Century: Age of Ashes delivers a dragon and raider customization mode not to underestimate. We are talking about many aesthetic elements of different rarity – which can be purchased via in-game currency or credit card – which, however, do not confer any advantage in terms of gameplay: in short, the experience has not been affected by possible Pay to Win mechanisms. The most interesting gimmick is the possibility of hatch the eggs of the aforementioned creatures, to be hatched through four phases that correspond to as many optional tasks with increasing difficulty to be completed in games, such as accumulating experience points or dodge fireballs. In any case, it is an activity dedicated to collectors who want to build a rich dragon park and which does not have, as for the decorations mentioned above, some kind of impact on the gameplay.
Then there is no shortage daily and weekly quests which further enrich the experience, stimulating fans to complete as many encounters as possible. From a graphic point of view, the title defends itself very well thanks to the excellent work done on the (few) settings, which on the aesthetic front draw heavily from the Lord of the Rings and the Throne of Swords, and on the models of dragons and Raiders. The latter can show off some armor with attention to every detail, proof of the good work of Playwing. It certainly does not scream miracle but considering the fact that it is a Free to Play, the overall yield is pleasant.
Finally, on the performance front, Century: Age of Ashes proved to be solid from every point of view: 60 fps stable on Xbox Series X without sagging. Too bad for some game crashes that brought us back to the console home with consequent restart of the application and loss of progress.

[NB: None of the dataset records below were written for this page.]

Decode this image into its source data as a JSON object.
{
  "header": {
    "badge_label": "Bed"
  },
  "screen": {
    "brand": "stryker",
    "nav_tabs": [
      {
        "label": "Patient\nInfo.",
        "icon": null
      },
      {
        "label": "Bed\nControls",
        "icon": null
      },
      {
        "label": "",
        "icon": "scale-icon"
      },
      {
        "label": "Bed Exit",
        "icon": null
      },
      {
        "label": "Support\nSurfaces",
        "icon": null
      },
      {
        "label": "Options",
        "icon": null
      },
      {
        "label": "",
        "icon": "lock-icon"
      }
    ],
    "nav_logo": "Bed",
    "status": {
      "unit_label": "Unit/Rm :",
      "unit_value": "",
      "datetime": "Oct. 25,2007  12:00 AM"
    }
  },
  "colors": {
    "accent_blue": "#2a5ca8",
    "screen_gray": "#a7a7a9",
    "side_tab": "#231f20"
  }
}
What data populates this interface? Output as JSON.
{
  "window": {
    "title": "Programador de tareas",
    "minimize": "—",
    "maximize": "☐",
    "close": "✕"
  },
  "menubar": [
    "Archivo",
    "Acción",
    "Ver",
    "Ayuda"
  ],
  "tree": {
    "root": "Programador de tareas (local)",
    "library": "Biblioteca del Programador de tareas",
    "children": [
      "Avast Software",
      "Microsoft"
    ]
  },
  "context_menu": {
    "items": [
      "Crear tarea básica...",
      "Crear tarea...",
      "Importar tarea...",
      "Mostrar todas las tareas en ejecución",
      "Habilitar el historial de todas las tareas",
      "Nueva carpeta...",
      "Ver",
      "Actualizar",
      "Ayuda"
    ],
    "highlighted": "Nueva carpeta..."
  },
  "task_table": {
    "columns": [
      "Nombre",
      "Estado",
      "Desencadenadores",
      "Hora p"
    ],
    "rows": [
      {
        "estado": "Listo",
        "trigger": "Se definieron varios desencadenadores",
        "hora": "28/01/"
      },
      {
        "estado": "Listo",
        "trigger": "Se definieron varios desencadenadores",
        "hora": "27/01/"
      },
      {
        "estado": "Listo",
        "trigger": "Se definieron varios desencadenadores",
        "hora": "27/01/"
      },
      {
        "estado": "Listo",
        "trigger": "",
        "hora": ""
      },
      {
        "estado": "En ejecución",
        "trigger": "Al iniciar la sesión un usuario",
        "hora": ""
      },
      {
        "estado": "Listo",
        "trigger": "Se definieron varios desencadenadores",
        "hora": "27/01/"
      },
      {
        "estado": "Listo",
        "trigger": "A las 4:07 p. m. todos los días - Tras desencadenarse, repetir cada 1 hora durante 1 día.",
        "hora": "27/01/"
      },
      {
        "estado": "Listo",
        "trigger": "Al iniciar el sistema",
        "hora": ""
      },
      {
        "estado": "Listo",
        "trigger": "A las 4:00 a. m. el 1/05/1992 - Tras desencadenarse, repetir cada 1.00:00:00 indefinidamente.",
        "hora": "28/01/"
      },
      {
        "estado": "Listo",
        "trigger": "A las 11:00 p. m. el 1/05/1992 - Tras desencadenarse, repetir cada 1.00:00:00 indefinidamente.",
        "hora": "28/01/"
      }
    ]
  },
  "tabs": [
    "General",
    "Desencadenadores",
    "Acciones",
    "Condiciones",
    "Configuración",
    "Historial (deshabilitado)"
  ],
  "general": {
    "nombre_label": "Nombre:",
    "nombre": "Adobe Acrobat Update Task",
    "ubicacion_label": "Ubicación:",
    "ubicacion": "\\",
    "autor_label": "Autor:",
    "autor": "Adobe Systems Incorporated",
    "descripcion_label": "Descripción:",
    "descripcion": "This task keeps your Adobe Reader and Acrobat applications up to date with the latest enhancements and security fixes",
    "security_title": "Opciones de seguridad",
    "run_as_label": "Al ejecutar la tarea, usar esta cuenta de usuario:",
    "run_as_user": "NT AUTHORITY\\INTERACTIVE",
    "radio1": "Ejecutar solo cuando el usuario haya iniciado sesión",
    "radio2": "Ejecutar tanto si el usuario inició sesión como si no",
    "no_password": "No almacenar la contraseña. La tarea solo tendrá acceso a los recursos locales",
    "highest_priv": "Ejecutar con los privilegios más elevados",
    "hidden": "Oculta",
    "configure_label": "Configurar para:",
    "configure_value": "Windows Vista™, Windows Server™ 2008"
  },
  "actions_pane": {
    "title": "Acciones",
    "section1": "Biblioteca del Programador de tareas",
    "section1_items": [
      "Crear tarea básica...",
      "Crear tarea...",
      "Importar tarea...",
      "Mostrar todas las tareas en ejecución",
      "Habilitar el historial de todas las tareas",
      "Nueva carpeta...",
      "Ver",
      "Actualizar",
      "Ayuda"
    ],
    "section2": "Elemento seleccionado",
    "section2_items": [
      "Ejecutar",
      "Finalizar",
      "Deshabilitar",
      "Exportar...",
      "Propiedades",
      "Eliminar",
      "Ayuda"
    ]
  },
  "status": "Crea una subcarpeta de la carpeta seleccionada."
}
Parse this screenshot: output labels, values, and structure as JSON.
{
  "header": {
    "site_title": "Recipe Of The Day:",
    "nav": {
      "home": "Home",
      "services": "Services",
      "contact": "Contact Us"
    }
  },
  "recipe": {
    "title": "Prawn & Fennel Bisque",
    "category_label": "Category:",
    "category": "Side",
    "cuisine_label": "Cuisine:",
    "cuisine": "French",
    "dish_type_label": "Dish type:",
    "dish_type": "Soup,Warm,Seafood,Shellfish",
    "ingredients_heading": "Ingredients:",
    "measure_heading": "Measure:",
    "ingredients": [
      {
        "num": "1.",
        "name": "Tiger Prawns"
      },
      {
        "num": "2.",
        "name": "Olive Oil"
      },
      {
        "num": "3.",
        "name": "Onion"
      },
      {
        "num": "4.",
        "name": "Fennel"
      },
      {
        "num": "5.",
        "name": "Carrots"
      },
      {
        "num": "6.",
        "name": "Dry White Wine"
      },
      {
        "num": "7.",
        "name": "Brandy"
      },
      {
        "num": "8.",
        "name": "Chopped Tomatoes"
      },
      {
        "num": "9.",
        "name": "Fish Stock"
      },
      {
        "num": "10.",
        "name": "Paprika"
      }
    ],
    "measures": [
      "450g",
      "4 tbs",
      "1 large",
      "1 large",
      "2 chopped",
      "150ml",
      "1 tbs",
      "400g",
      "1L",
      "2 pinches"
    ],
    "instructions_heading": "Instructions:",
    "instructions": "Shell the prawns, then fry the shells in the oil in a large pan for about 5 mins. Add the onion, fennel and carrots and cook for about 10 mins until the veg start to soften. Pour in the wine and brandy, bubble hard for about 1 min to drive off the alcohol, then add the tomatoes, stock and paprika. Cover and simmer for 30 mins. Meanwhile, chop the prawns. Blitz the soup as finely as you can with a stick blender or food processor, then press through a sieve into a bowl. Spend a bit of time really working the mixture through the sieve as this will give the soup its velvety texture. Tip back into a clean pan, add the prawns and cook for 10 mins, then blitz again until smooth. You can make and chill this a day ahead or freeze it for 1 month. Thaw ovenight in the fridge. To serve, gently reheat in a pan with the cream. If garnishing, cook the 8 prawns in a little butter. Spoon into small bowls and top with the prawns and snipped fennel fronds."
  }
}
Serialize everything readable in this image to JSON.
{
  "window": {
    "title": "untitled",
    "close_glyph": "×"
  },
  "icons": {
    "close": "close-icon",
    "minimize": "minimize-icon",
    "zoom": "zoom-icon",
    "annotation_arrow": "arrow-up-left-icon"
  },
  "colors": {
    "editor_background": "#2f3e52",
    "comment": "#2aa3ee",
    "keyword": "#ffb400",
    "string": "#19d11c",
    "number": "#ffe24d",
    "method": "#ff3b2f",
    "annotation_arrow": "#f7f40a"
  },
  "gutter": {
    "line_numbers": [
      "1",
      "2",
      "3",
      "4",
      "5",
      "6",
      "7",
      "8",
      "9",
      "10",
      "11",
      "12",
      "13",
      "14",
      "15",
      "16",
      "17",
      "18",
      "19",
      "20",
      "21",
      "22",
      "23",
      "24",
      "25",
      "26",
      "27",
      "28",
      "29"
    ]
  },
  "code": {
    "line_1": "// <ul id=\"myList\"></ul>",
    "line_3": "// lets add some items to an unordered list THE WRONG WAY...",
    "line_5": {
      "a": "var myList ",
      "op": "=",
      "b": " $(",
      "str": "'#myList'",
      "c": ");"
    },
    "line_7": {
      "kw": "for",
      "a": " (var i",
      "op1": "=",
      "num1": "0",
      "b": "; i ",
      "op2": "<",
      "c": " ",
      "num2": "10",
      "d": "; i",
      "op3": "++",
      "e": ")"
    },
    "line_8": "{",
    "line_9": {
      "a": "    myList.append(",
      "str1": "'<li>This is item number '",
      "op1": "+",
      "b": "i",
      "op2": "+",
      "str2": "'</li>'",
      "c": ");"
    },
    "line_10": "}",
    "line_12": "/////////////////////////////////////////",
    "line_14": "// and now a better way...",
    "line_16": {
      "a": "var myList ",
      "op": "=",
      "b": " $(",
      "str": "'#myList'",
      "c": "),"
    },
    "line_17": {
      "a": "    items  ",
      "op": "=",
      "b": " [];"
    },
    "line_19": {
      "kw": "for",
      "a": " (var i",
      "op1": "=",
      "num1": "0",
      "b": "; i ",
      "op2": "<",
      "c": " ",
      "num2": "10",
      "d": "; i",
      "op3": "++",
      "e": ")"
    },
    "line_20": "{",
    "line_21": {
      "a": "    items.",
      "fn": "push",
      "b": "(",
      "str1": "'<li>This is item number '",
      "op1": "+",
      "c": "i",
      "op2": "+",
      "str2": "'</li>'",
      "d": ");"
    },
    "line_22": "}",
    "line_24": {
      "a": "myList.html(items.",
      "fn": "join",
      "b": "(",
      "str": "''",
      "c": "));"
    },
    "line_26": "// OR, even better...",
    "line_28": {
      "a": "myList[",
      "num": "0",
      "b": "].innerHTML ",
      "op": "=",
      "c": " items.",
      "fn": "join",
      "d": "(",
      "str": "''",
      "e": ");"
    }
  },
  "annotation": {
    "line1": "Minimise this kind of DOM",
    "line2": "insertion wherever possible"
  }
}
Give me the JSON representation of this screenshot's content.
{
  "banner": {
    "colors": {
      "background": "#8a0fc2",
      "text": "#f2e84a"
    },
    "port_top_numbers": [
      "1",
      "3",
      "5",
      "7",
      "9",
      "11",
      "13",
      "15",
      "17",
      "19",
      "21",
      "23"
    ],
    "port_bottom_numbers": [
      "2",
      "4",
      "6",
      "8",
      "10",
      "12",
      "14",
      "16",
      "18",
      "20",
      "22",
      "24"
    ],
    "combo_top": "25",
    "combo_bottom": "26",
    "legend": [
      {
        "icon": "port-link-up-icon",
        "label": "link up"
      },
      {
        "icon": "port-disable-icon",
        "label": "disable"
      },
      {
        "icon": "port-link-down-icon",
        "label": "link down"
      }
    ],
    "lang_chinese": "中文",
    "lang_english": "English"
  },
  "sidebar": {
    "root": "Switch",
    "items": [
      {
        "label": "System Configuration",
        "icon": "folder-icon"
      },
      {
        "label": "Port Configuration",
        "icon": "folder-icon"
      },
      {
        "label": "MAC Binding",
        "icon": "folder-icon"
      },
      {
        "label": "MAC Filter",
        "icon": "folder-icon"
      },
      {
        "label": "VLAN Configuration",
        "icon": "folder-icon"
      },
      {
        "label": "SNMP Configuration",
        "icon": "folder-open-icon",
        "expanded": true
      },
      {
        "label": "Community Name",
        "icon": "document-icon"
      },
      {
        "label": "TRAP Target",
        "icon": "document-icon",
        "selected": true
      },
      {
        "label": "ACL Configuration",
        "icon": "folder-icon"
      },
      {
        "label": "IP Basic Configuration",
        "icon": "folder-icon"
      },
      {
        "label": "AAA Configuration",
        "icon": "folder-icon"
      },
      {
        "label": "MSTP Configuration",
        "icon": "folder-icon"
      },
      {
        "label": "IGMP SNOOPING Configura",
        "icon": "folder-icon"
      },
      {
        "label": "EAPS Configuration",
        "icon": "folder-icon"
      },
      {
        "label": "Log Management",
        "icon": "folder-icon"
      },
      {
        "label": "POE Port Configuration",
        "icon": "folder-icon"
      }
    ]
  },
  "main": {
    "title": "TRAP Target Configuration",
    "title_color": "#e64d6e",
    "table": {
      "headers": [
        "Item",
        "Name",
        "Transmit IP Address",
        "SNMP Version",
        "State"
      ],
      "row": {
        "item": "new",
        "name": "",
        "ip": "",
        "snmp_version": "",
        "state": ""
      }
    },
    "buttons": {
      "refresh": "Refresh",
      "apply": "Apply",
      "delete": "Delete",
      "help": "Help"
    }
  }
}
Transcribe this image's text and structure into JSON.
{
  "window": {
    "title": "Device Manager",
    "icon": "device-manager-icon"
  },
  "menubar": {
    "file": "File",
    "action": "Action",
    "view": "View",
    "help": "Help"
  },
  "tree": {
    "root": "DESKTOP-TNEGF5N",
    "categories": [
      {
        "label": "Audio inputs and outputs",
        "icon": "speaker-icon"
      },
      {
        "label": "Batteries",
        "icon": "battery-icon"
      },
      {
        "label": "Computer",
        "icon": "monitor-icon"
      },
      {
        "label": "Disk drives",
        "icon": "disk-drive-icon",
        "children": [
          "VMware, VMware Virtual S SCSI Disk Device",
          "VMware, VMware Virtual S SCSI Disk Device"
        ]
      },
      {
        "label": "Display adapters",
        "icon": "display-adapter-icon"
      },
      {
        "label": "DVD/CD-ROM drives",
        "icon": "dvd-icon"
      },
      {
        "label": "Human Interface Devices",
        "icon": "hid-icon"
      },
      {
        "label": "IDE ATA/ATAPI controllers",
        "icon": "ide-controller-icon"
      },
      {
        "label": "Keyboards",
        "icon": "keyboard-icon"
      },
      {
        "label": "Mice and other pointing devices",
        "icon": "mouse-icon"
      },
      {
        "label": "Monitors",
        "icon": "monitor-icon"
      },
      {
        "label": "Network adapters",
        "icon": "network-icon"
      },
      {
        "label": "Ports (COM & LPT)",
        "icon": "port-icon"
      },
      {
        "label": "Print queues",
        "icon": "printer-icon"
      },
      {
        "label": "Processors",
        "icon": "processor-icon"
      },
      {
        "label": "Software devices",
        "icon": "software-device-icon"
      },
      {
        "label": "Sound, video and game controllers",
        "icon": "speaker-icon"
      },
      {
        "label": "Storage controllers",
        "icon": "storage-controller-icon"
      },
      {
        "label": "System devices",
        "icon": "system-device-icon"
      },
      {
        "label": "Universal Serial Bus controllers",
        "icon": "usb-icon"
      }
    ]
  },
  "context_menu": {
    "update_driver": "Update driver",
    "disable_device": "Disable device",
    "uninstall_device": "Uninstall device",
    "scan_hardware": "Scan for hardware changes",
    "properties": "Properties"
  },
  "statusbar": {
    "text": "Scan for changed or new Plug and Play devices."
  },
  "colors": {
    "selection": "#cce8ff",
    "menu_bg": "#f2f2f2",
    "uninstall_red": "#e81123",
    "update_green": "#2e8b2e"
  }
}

Century Age of AshesMulti Analyzed VersionSeason 1 of Century: Age of Ashes really surprised us because of the excellent gameplay and a playful formula that tries, successfully, to break out of the classic canons of free to play. There is still some work to be done regarding the variety of maps and a control of the dragons that is not always optimal, also due to the complexity of the level design. Nevertheless, the charm of winged beasts and the ability to breathe fire at anything that moves on the screen, allowed us to spend a few hours lightly and without running into frustration.